SUPPLIED RECORDS:
>>>>>

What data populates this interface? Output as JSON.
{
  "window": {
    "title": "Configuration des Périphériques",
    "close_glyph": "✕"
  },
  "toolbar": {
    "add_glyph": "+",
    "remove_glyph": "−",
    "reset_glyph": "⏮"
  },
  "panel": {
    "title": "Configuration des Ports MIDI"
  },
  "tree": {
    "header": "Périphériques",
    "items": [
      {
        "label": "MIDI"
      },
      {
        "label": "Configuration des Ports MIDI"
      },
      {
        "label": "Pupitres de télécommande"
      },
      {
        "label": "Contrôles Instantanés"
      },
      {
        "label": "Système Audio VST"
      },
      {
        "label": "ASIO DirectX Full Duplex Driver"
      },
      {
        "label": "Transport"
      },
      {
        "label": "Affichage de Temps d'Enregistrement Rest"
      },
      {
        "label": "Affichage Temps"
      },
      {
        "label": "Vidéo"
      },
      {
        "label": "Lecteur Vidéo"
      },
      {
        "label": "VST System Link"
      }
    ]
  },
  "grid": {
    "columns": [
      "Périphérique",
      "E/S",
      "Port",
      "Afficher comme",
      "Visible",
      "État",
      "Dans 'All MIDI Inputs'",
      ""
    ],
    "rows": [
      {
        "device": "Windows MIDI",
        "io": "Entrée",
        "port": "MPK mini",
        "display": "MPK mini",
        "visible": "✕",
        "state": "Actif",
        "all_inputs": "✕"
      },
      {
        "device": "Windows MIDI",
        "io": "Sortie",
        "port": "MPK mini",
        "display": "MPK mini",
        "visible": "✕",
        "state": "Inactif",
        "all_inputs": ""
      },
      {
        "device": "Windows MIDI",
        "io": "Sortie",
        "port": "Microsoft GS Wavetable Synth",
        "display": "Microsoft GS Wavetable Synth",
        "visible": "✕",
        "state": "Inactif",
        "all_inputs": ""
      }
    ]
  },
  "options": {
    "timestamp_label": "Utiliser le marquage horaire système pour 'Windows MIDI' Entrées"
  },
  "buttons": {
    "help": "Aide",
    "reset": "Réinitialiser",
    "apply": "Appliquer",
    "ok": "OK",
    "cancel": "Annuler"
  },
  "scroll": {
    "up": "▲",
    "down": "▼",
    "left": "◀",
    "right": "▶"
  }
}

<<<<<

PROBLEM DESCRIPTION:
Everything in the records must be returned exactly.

SOLUTION TO THE PROBLEM:
What data populates this interface? Output as JSON.
{
  "window": {
    "title": "Configuration des Périphériques",
    "close_glyph": "✕"
  },
  "toolbar": {
    "add_glyph": "+",
    "remove_glyph": "−",
    "reset_glyph": "⏮"
  },
  "panel": {
    "title": "Configuration des Ports MIDI"
  },
  "tree": {
    "header": "Périphériques",
    "items": [
      {
        "label": "MIDI"
      },
      {
        "label": "Configuration des Ports MIDI"
      },
      {
        "label": "Pupitres de télécommande"
      },
      {
        "label": "Contrôles Instantanés"
      },
      {
        "label": "Système Audio VST"
      },
      {
        "label": "ASIO DirectX Full Duplex Driver"
      },
      {
        "label": "Transport"
      },
      {
        "label": "Affichage de Temps d'Enregistrement Rest"
      },
      {
        "label": "Affichage Temps"
      },
      {
        "label": "Vidéo"
      },
      {
        "label": "Lecteur Vidéo"
      },
      {
        "label": "VST System Link"
      }
    ]
  },
  "grid": {
    "columns": [
      "Périphérique",
      "E/S",
      "Port",
      "Afficher comme",
      "Visible",
      "État",
      "Dans 'All MIDI Inputs'",
      ""
    ],
    "rows": [
      {
        "device": "Windows MIDI",
        "io": "Entrée",
        "port": "MPK mini",
        "display": "MPK mini",
        "visible": "✕",
        "state": "Actif",
        "all_inputs": "✕"
      },
      {
        "device": "Windows MIDI",
        "io": "Sortie",
        "port": "MPK mini",
        "display": "MPK mini",
        "visible": "✕",
        "state": "Inactif",
        "all_inputs": ""
      },
      {
        "device": "Windows MIDI",
        "io": "Sortie",
        "port": "Microsoft GS Wavetable Synth",
        "display": "Microsoft GS Wavetable Synth",
        "visible": "✕",
        "state": "Inactif",
        "all_inputs": ""
      }
    ]
  },
  "options": {
    "timestamp_label": "Utiliser le marquage horaire système pour 'Windows MIDI' Entrées"
  },
  "buttons": {
    "help": "Aide",
    "reset": "Réinitialiser",
    "apply": "Appliquer",
    "ok": "OK",
    "cancel": "Annuler"
  },
  "scroll": {
    "up": "▲",
    "down": "▼",
    "left": "◀",
    "right": "▶"
  }
}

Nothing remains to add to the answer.